While we celebrate these advocacy wins and historic investments in Vermont’s child care, broadband, and housing infrastructure, it is unacceptable that legislators did not advance substantial immediate relief for our state’s businesses. When legislators return for the next session, there is still money on the table: $514 million of Vermont’s American Rescue Plan Act of 2021 funds have not been appropriated. Significant funding should go directly to helping Vermont’s businesses, which are operating at severe losses and still struggling because of the pandemic. The year ahead holds continued challenges, and it is our shared responsibility to ensure our state’s business community recovers and our economic future is bright.

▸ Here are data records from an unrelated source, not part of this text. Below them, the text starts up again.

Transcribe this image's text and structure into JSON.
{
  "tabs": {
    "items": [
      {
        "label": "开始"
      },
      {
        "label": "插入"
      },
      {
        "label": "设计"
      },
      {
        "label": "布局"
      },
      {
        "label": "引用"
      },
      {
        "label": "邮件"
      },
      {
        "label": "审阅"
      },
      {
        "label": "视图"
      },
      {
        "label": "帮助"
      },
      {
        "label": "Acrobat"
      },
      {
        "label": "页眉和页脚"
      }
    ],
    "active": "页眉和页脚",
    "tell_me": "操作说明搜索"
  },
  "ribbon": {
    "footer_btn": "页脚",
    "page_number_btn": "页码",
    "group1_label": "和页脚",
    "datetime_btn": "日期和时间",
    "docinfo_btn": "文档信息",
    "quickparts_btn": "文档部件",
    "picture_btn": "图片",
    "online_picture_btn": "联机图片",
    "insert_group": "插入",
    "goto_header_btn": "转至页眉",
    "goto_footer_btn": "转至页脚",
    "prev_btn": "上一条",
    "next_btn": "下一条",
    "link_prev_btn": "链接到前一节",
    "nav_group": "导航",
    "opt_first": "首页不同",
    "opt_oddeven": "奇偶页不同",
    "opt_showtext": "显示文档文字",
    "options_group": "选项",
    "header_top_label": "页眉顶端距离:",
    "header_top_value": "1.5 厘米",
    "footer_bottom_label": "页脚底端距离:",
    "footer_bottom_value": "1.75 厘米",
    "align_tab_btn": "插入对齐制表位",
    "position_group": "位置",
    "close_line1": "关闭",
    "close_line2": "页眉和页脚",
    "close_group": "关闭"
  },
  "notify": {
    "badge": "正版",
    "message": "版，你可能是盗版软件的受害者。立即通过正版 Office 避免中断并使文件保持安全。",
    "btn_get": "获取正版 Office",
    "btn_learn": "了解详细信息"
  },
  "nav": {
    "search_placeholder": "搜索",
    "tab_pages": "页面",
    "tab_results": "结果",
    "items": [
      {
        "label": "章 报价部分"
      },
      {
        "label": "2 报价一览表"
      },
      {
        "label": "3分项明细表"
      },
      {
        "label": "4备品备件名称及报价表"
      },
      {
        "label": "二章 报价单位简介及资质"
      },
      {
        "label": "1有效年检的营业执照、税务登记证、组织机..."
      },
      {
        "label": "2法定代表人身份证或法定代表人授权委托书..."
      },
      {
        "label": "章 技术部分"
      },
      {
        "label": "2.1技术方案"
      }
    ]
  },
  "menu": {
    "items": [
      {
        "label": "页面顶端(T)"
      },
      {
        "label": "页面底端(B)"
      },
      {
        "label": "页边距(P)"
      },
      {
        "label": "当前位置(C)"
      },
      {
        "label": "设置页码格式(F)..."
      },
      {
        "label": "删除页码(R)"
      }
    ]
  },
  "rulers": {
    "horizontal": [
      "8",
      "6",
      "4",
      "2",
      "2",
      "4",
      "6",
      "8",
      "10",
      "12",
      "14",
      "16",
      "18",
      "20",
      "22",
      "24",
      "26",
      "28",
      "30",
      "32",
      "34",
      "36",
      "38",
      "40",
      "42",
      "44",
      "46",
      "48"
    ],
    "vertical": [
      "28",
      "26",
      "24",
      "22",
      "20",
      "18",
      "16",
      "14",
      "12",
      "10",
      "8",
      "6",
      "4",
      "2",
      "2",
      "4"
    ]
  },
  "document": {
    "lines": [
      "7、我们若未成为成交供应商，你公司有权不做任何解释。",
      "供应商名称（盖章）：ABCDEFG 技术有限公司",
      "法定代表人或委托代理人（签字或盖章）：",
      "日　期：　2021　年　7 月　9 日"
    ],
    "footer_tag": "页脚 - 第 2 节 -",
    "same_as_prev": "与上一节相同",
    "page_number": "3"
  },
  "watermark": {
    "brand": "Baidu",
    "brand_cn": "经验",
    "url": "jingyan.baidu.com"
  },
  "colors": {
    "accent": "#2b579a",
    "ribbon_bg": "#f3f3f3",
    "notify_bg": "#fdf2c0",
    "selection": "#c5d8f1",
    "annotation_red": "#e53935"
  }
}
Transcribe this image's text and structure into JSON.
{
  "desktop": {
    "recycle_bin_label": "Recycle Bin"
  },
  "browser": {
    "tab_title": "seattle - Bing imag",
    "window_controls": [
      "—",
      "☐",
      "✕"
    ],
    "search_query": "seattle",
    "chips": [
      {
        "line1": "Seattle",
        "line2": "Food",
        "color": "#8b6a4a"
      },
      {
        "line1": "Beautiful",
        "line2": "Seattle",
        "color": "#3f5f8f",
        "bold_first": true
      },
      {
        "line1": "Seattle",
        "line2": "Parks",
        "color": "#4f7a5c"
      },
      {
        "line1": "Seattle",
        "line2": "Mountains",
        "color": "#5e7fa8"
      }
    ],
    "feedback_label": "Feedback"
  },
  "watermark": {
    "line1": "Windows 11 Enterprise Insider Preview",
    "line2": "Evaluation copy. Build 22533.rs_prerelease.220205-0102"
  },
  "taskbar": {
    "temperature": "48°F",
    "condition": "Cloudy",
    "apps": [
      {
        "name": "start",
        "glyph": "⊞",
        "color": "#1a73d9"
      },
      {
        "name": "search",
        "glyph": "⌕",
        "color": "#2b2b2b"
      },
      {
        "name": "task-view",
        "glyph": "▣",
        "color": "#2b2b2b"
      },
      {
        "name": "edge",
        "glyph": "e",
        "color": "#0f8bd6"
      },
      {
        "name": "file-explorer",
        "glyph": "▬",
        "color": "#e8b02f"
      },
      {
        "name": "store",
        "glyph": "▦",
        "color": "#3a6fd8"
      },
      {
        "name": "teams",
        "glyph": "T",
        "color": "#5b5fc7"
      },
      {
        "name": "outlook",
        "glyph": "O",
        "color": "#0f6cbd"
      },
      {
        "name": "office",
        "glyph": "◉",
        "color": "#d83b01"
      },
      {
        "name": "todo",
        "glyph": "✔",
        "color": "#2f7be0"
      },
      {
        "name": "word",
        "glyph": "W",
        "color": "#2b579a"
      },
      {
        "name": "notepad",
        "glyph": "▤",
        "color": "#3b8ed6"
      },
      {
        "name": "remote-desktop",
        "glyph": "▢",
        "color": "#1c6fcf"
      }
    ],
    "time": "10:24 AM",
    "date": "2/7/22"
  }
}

No Act 250 Reform This Year

No Act 250 Reform This Year

Despite executive action and a handful of bills that, if advanced, would make significant adjustments to Act 250, no changes to the land use law advanced in 2021. Late in the 2021 legislative session,  encouraging Act 250 legislation was introduced in identical forms in the House and Senate. The legislation would, among other changes, reform the Natural Resources Board (NRB) and provide certain municipal areas an exemption from Act 250 jurisdiction. In addition to replacing the current five-member Natural Resources Board with a three-member professional full-time board, the two bills would transfer a handful of authorities currently held by District Commissions to the NRB. Exemption from Act 250 jurisdiction for certain Designated Downtowns, Enhanced Village Centers, and Neighborhood Development Areas is a long-standing priority of the Vermont Chamber. If implemented, this change would help facilitate responsible development in municipal areas, which would contribute to the creation of additional affordable housing in Vermont. Similar provisions were unsuccessfully introduced as part of a housing bill last session.

While a consistent priority of both the Scott Administration and the Legislature, Act 250 reform efforts have failed for the past several years. The Vermont Chamber continues to support the modernization of Act 250 to facilitate a more predictable and less costly permit process, while also ensuring Vermont’s natural resources are properly protected. We look forward to supporting these proposals when the Legislature reconvenes. Please contact Vermont Chamber Government Affairs with questions.